(Problem description):
Write out the records once more, exactly as given.

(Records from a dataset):
^^^^^^^^
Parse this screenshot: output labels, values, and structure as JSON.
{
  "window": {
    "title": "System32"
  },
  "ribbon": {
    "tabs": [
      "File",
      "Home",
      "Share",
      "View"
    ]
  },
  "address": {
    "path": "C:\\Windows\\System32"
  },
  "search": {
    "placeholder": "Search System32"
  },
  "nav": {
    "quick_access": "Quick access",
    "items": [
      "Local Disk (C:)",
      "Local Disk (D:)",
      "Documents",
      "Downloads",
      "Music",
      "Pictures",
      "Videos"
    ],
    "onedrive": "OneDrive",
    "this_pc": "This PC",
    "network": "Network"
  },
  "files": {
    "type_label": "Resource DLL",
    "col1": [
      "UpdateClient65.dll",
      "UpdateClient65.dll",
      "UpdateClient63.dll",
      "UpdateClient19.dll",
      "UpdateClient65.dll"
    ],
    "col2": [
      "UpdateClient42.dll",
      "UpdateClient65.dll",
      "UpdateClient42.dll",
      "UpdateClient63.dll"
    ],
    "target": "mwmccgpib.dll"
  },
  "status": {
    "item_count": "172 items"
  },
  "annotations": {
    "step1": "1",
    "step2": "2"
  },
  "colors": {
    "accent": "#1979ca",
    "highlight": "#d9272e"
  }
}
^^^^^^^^
(Result of this exercise):
Parse this screenshot: output labels, values, and structure as JSON.
{
  "window": {
    "title": "System32"
  },
  "ribbon": {
    "tabs": [
      "File",
      "Home",
      "Share",
      "View"
    ]
  },
  "address": {
    "path": "C:\\Windows\\System32"
  },
  "search": {
    "placeholder": "Search System32"
  },
  "nav": {
    "quick_access": "Quick access",
    "items": [
      "Local Disk (C:)",
      "Local Disk (D:)",
      "Documents",
      "Downloads",
      "Music",
      "Pictures",
      "Videos"
    ],
    "onedrive": "OneDrive",
    "this_pc": "This PC",
    "network": "Network"
  },
  "files": {
    "type_label": "Resource DLL",
    "col1": [
      "UpdateClient65.dll",
      "UpdateClient65.dll",
      "UpdateClient63.dll",
      "UpdateClient19.dll",
      "UpdateClient65.dll"
    ],
    "col2": [
      "UpdateClient42.dll",
      "UpdateClient65.dll",
      "UpdateClient42.dll",
      "UpdateClient63.dll"
    ],
    "target": "mwmccgpib.dll"
  },
  "status": {
    "item_count": "172 items"
  },
  "annotations": {
    "step1": "1",
    "step2": "2"
  },
  "colors": {
    "accent": "#1979ca",
    "highlight": "#d9272e"
  }
}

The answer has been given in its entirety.